■ Work to be completed ■
Tally up the lines below with "data" in them. Answer with the number only.

■ Records for this exercise ■

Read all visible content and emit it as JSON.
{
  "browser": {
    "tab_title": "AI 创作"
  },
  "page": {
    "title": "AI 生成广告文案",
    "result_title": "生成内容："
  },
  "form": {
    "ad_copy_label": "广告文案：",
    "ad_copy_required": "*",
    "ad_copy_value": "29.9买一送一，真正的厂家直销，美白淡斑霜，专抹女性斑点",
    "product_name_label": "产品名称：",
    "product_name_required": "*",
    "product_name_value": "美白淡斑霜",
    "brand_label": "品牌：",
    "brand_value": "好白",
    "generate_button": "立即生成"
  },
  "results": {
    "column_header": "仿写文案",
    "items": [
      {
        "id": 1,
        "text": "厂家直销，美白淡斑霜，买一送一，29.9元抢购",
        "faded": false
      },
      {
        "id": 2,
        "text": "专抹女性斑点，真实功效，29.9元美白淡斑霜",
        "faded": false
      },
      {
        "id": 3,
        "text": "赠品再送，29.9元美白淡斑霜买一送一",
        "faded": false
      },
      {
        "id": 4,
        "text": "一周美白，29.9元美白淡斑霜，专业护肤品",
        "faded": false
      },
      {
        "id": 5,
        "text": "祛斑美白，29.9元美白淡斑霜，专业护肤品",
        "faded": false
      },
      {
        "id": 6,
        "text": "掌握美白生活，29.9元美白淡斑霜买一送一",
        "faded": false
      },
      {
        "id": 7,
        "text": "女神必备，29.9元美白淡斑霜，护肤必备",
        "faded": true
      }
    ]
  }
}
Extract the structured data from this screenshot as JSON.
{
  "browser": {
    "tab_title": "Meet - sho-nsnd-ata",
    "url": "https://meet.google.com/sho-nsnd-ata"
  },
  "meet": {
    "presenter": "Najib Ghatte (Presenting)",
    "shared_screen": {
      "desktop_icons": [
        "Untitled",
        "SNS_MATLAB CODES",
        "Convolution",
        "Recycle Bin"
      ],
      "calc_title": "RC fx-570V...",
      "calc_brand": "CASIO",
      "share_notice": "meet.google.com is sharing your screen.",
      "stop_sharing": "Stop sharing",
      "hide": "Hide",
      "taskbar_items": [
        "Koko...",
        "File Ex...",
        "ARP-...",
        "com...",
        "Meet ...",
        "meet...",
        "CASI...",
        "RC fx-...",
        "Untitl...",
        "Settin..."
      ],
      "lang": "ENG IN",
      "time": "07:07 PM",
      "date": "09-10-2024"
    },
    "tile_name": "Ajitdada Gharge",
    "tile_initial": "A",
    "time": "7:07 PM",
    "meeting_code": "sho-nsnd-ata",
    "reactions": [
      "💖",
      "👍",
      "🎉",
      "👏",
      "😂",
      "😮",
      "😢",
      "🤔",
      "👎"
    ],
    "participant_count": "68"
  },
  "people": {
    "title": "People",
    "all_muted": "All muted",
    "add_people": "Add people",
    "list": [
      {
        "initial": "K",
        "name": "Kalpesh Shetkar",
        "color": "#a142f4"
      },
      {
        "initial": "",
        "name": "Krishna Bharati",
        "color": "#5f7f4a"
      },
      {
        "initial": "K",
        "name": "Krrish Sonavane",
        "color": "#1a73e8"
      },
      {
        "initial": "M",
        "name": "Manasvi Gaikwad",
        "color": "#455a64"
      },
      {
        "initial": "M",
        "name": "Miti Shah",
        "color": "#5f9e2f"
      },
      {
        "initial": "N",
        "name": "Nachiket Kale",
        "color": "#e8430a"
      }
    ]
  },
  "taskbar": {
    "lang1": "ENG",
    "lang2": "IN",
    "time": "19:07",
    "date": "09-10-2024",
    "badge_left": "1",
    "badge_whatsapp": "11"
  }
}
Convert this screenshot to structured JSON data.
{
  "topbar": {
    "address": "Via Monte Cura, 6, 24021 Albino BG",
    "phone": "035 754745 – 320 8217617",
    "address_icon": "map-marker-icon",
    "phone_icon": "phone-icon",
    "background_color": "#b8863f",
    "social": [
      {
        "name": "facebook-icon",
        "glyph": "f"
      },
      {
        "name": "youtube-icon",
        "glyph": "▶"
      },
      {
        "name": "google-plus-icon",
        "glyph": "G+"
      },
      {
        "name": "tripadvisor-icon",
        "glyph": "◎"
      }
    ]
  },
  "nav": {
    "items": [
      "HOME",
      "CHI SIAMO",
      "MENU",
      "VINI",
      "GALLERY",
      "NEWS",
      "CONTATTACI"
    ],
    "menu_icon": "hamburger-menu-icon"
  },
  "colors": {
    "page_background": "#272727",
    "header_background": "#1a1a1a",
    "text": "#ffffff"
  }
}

■ Response area ■
2